TASK DESCRIPTION:
Report each line of the data below in which "workout" appears.

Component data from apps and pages
---------------

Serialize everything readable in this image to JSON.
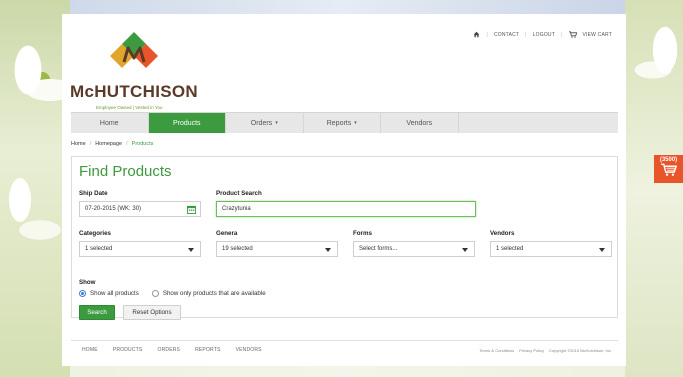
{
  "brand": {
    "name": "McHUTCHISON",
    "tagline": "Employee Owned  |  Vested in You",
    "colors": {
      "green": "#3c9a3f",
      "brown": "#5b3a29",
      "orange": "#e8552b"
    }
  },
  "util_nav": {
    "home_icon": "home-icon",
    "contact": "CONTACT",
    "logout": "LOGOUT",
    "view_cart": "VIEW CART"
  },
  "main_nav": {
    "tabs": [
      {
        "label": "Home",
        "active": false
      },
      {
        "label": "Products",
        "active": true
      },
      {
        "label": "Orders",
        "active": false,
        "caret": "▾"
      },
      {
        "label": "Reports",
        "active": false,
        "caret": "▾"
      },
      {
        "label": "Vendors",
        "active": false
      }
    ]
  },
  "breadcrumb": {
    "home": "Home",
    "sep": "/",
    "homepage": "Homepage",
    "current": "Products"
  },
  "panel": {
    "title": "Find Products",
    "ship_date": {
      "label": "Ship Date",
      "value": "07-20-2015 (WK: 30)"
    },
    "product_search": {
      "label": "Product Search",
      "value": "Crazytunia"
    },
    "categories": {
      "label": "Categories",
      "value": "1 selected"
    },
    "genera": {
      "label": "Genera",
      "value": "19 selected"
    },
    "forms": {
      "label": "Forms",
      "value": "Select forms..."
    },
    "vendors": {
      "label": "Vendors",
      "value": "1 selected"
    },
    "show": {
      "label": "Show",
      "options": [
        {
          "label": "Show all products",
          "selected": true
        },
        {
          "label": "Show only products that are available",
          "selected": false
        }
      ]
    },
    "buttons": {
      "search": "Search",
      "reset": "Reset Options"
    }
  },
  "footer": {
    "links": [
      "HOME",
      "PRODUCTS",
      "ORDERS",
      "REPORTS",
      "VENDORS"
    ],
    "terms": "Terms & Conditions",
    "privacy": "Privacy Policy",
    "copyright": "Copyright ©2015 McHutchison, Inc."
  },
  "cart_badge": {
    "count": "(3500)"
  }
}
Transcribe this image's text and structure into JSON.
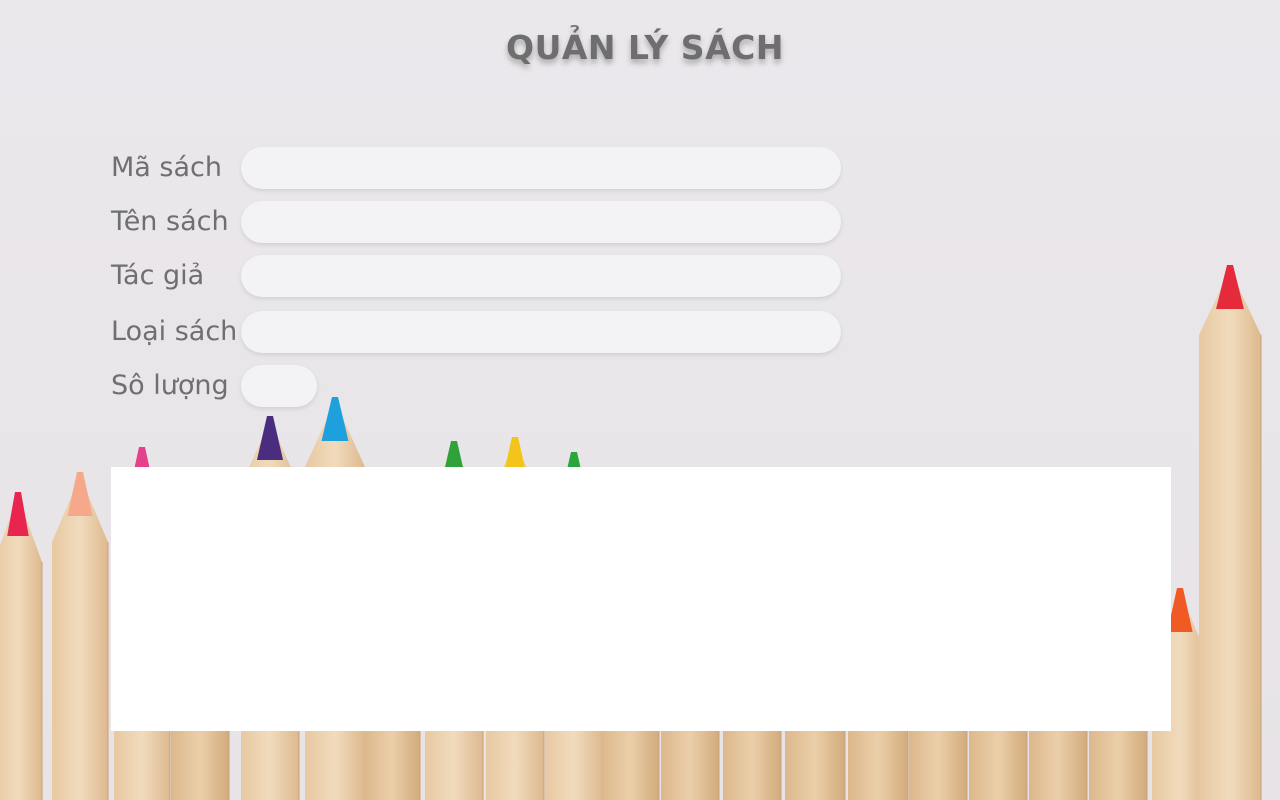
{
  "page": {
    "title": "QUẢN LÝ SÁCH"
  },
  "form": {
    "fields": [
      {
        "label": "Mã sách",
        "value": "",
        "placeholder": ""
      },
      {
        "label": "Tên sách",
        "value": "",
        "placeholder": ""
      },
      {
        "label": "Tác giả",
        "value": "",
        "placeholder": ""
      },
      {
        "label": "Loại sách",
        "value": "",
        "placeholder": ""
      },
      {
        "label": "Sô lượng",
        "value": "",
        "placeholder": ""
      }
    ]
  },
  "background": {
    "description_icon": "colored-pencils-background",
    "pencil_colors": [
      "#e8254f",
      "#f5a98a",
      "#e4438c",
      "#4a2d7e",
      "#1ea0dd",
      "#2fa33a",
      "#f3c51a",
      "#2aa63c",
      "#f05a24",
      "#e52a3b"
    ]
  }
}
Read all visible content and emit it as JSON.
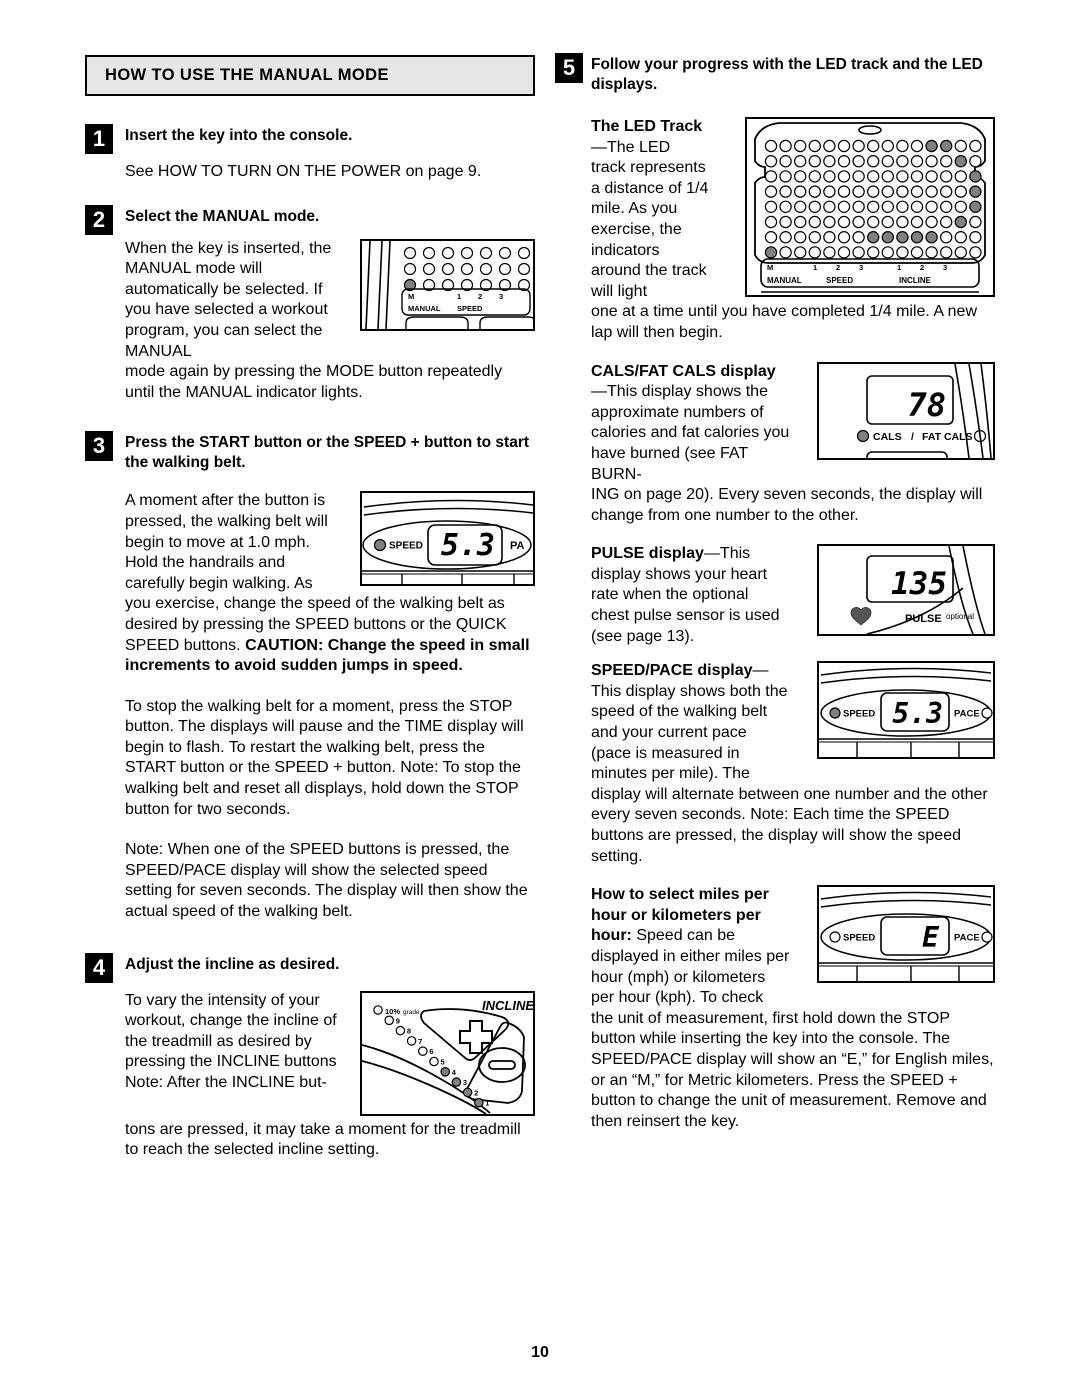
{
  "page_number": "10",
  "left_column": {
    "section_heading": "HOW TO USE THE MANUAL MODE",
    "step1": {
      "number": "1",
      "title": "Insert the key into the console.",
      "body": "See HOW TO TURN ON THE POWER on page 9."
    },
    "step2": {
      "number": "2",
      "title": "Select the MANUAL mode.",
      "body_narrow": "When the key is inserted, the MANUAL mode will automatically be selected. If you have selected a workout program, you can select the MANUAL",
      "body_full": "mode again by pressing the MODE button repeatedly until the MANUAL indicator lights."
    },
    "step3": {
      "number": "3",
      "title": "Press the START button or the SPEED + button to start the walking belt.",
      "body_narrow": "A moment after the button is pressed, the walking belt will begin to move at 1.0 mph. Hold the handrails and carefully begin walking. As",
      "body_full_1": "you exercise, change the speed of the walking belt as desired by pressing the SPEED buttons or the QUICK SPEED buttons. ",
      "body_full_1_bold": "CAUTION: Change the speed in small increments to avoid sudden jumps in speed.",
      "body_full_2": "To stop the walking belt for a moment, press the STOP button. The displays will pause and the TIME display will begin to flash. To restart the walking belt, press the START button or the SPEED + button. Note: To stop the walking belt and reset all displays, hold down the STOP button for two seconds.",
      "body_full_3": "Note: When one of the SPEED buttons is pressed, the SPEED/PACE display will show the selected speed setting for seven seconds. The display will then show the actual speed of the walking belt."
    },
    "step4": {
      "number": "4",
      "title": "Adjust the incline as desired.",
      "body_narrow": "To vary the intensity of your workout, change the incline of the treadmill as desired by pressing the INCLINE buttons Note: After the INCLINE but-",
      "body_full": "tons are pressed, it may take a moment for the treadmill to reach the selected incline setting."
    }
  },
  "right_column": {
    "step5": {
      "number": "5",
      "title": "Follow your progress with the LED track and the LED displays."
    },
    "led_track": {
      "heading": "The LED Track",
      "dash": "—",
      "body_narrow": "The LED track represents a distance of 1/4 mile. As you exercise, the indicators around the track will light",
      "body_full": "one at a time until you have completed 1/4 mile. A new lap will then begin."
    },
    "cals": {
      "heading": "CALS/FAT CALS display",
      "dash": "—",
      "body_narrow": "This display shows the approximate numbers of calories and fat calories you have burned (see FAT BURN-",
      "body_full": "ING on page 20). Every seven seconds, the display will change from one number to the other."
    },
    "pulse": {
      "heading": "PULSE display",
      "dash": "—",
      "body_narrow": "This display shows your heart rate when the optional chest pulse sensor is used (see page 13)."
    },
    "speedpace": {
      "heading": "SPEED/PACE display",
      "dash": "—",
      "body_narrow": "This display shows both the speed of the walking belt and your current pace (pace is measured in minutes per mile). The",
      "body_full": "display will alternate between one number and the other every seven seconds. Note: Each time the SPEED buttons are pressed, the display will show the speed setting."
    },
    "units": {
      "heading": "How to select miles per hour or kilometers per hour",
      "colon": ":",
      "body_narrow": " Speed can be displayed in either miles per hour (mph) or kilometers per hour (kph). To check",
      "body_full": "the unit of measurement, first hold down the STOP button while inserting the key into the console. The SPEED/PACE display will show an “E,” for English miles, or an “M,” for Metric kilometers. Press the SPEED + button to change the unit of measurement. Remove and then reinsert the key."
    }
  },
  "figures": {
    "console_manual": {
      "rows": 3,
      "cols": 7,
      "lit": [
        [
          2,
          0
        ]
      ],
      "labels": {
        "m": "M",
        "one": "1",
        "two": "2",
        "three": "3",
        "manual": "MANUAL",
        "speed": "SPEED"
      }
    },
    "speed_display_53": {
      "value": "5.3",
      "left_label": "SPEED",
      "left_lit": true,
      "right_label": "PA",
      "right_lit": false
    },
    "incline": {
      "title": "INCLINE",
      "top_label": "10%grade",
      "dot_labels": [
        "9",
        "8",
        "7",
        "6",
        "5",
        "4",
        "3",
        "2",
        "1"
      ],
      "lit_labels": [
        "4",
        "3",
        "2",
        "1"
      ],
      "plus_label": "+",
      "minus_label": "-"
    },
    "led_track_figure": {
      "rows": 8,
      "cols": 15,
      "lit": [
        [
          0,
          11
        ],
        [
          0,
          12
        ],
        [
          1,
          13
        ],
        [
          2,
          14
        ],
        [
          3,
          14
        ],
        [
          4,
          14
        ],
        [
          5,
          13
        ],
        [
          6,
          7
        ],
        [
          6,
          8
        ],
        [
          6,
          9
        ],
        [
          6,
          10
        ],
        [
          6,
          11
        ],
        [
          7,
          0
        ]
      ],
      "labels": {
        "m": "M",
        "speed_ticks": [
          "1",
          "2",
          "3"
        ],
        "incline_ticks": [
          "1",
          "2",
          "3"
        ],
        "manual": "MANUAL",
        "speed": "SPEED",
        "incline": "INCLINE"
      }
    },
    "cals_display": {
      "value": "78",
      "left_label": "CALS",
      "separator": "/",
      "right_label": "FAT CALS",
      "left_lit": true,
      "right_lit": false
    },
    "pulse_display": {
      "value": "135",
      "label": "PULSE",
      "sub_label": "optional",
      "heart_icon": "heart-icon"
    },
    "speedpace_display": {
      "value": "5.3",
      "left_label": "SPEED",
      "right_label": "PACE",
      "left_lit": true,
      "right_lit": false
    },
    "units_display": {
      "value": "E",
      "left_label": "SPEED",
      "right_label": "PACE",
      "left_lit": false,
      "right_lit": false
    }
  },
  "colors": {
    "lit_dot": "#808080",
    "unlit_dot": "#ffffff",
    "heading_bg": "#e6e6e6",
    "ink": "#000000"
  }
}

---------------

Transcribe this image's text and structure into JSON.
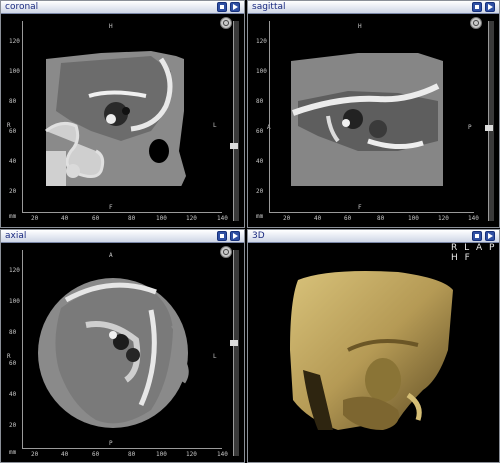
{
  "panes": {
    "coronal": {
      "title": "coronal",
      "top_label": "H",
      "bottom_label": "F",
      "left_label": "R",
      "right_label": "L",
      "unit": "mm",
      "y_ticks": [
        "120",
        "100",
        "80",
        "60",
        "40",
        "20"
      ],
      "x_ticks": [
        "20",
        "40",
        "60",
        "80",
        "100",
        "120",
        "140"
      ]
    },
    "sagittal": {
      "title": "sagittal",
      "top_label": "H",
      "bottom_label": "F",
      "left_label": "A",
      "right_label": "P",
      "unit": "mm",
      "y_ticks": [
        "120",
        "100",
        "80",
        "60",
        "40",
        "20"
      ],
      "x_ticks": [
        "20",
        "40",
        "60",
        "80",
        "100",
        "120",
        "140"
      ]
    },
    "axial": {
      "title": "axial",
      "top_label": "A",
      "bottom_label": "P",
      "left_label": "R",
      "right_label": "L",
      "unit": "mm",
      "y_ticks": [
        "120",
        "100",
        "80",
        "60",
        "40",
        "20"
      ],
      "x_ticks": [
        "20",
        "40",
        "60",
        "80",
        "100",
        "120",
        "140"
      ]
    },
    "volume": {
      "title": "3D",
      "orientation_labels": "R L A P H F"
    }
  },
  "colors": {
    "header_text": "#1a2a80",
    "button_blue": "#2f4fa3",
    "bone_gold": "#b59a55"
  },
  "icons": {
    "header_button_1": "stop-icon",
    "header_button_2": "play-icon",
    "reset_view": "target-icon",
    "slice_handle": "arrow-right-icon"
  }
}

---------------

SOLUTION TO THIS EXERCISE:
      "body_narrow": "When the key is inserted, the MANUAL mode will automatically be selected. If you have selected a workout program, you can select the MANUAL",
      "body_narrow": "To vary the intensity of your workout, change the incline of the treadmill as desired by pressing the INCLINE buttons Note: After the INCLINE but-",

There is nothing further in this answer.